Efficiency translates differently by segment, too. In B&I designs, pickup cubbies — heated, cool or ambient — are something we would have never used previously. These are now part of our designs because they help provide frictionless service when it is most convenient for the employees. With restaurants, we are including spaces to fulfill those takeout and to-go orders. This trend may drive entirely separate workspaces, including cooklines and prep areas just to service drive-thru, takeout and to-go. So, we have to think of those workspaces differently.
How do smaller footprints impact the back of the house?
JM: The back of the house is not shrinking as much as the front of the house. This is driven by the off-premises boom that has transpired in the last few years. You still need a kitchen engine to drive the sales, but a bigger portion of these sales are not consumed at the store, driving a smaller front of house. Right sizing the back of house to drive the intended sales is still important. The smaller the back of the house, the lower the operating costs, especially labor and utilities. That said, you do want to have a smaller back of the house because it costs less, and you can do more with less labor. The operators still want to generate less sales even though the space is smaller. You want to look at your capacity for sales and look at how design, technology, equipment and labor help you get your revenue goals. One key design point I am making a lot these days is, any time you walk down an aisle, there better be something happening on both sides. If not, you are wasting space.

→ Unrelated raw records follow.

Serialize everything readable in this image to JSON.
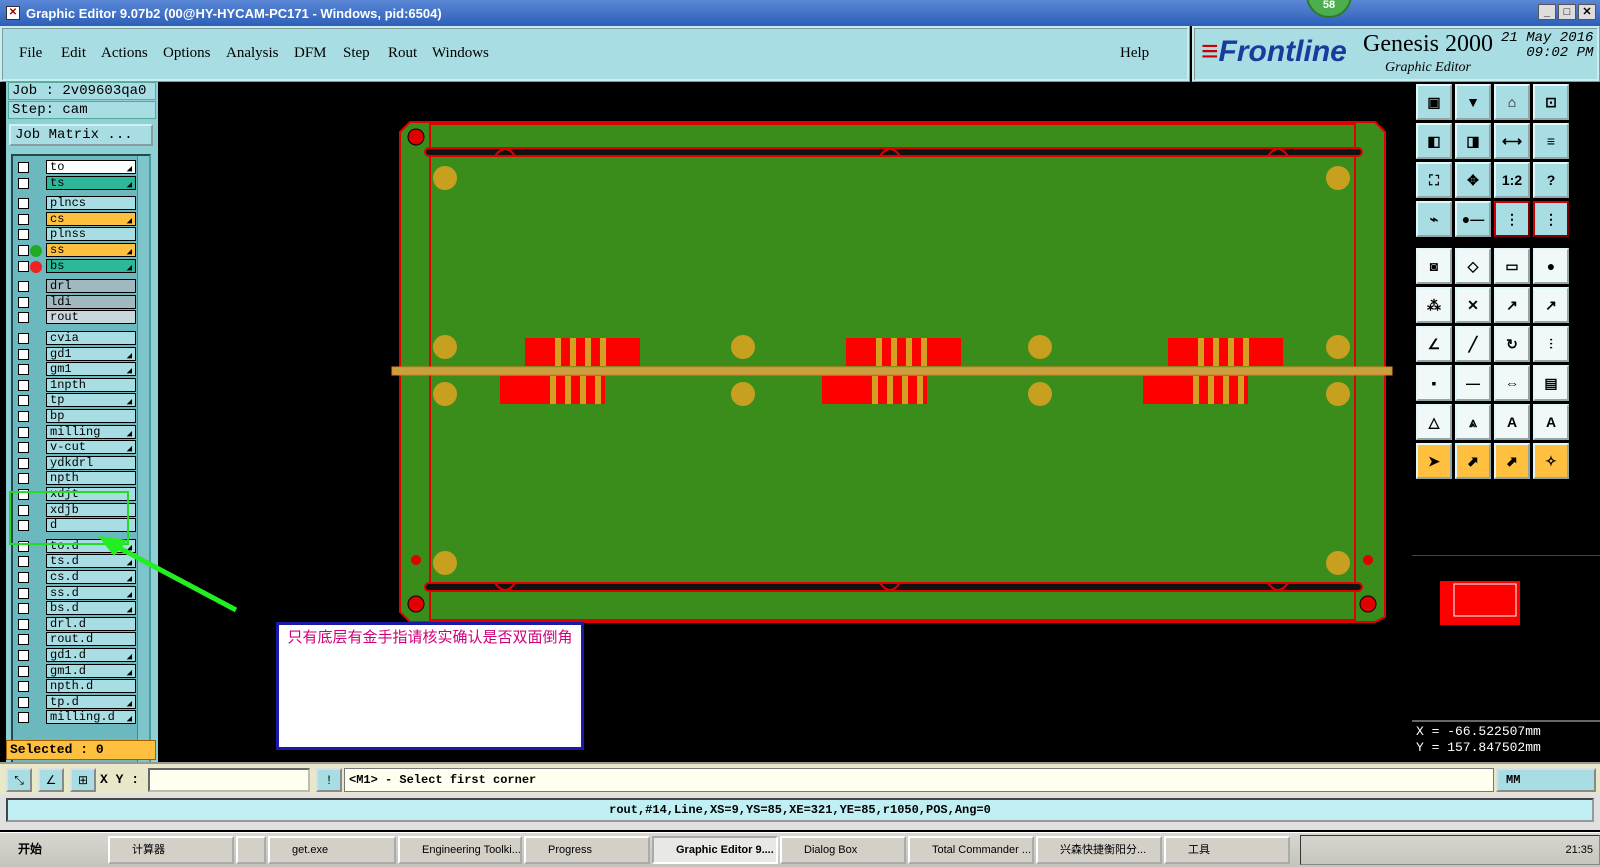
{
  "window": {
    "title": "Graphic Editor 9.07b2 (00@HY-HYCAM-PC171 - Windows, pid:6504)",
    "badge": "58"
  },
  "menu": {
    "items": [
      "File",
      "Edit",
      "Actions",
      "Options",
      "Analysis",
      "DFM",
      "Step",
      "Rout",
      "Windows"
    ],
    "help": "Help"
  },
  "brand": {
    "frontline": "Frontline",
    "product": "Genesis 2000",
    "sub": "Graphic Editor",
    "date": "21 May 2016",
    "time": "09:02 PM"
  },
  "job": {
    "job": "Job : 2v09603qa0",
    "step": "Step: cam",
    "matrix": "Job Matrix ..."
  },
  "layers": [
    {
      "name": "to",
      "color": "#ffffff",
      "arrow": true
    },
    {
      "name": "ts",
      "color": "#2db89a",
      "arrow": true
    },
    {
      "name": "plncs",
      "color": "#a8dde4",
      "arrow": false
    },
    {
      "name": "cs",
      "color": "#ffc040",
      "arrow": true
    },
    {
      "name": "plnss",
      "color": "#a8dde4",
      "arrow": false
    },
    {
      "name": "ss",
      "color": "#ffc040",
      "arrow": true,
      "dot": "#22aa22"
    },
    {
      "name": "bs",
      "color": "#2db89a",
      "arrow": true,
      "dot": "#ee2222"
    },
    {
      "name": "drl",
      "color": "#a0b8c0",
      "arrow": false
    },
    {
      "name": "ldi",
      "color": "#a0b8c0",
      "arrow": false
    },
    {
      "name": "rout",
      "color": "#c8d8dc",
      "arrow": false
    },
    {
      "name": "cvia",
      "color": "#a8dde4",
      "arrow": false
    },
    {
      "name": "gd1",
      "color": "#a8dde4",
      "arrow": true
    },
    {
      "name": "gm1",
      "color": "#a8dde4",
      "arrow": true
    },
    {
      "name": "1npth",
      "color": "#a8dde4",
      "arrow": false
    },
    {
      "name": "tp",
      "color": "#a8dde4",
      "arrow": true
    },
    {
      "name": "bp",
      "color": "#a8dde4",
      "arrow": false
    },
    {
      "name": "milling",
      "color": "#a8dde4",
      "arrow": true
    },
    {
      "name": "v-cut",
      "color": "#a8dde4",
      "arrow": true
    },
    {
      "name": "ydkdrl",
      "color": "#a8dde4",
      "arrow": false
    },
    {
      "name": "npth",
      "color": "#a8dde4",
      "arrow": false
    },
    {
      "name": "xdjt",
      "color": "#a8dde4",
      "arrow": false
    },
    {
      "name": "xdjb",
      "color": "#a8dde4",
      "arrow": false
    },
    {
      "name": "d",
      "color": "#a8dde4",
      "arrow": false
    },
    {
      "name": "to.d",
      "color": "#a8dde4",
      "arrow": true
    },
    {
      "name": "ts.d",
      "color": "#a8dde4",
      "arrow": true
    },
    {
      "name": "cs.d",
      "color": "#a8dde4",
      "arrow": true
    },
    {
      "name": "ss.d",
      "color": "#a8dde4",
      "arrow": true
    },
    {
      "name": "bs.d",
      "color": "#a8dde4",
      "arrow": true
    },
    {
      "name": "drl.d",
      "color": "#a8dde4",
      "arrow": false
    },
    {
      "name": "rout.d",
      "color": "#a8dde4",
      "arrow": false
    },
    {
      "name": "gd1.d",
      "color": "#a8dde4",
      "arrow": true
    },
    {
      "name": "gm1.d",
      "color": "#a8dde4",
      "arrow": true
    },
    {
      "name": "npth.d",
      "color": "#a8dde4",
      "arrow": false
    },
    {
      "name": "tp.d",
      "color": "#a8dde4",
      "arrow": true
    },
    {
      "name": "milling.d",
      "color": "#a8dde4",
      "arrow": true
    }
  ],
  "selected": "Selected : 0",
  "note": {
    "text": "只有底层有金手指请核实确认是否双面倒角"
  },
  "coords": {
    "x": "X = -66.522507mm",
    "y": "Y = 157.847502mm"
  },
  "cmd": {
    "xy_label": "X Y :",
    "xy_value": "",
    "message": "<M1> - Select first corner",
    "units": "MM"
  },
  "status": {
    "text": "rout,#14,Line,XS=9,YS=85,XE=321,YE=85,r1050,POS,Ang=0"
  },
  "taskbar": {
    "start": "开始",
    "items": [
      "计算器",
      "",
      "get.exe",
      "Engineering Toolki...",
      "Progress",
      "Graphic Editor 9....",
      "Dialog Box",
      "Total Commander ...",
      "兴森快捷衡阳分...",
      "工具"
    ],
    "clock": "21:35"
  }
}
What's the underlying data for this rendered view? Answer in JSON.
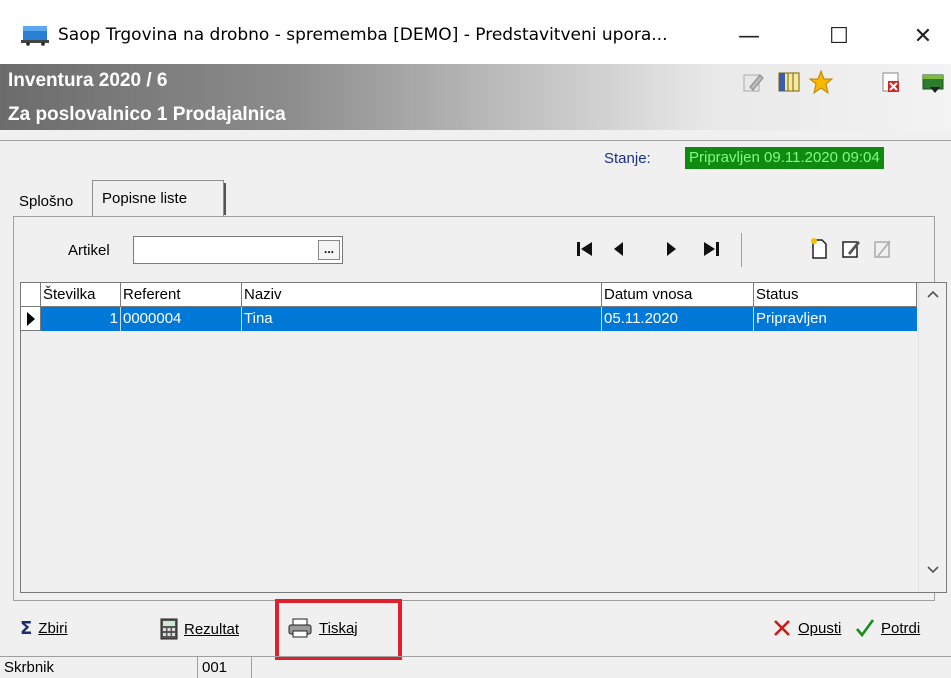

There are tons of great solutions out there, how do you know when you have the right one?
CG: Start by knowing what the operation’s goals are, what their menu is and what they are going to do with their spaces. Take a fryer as an example (if we can still use them!). Healthcare foodservice operators don’t just cook fried chicken in that equipment. They cook a lot of things in there, so the unit has to be versatile. And it’s important to know how the factory will stand behind that piece of equipment. What’s the local service network like? We automatically add the labor-assisting features like auto lifters, filters, etc.
Plus, not everyone wants to be on the leading edge of innovation. Many customers don’t have a lot of additional capital to replace an item if something goes wrong or they don’t have staff that understand complicated instructions. For those reasons, some don’t have a great appetite for risk and may opt for something more tried-and-true instead of a newer, more untested solution.
Our customers change within healthcare. We could be working with one person or company when designing the facility, and it could be a different person or company when it opens. So, we have to do what’s right for that facility and not necessarily that chef — because what’s innovative to one person may be overcomplicated to another. If they won’t use the equipment, it is a waste of resources and space.
Hungry for More?
Want to ask these consultants a few questions of your own?
Be sure to register for the companion webcast that will take place live at 1 p.m. CST on June 20. During this hour-long presentation, the panel will delve deeper into such topics as automation and robotics, the electrification of commercial kitchens, the state of the supply chain, and much more.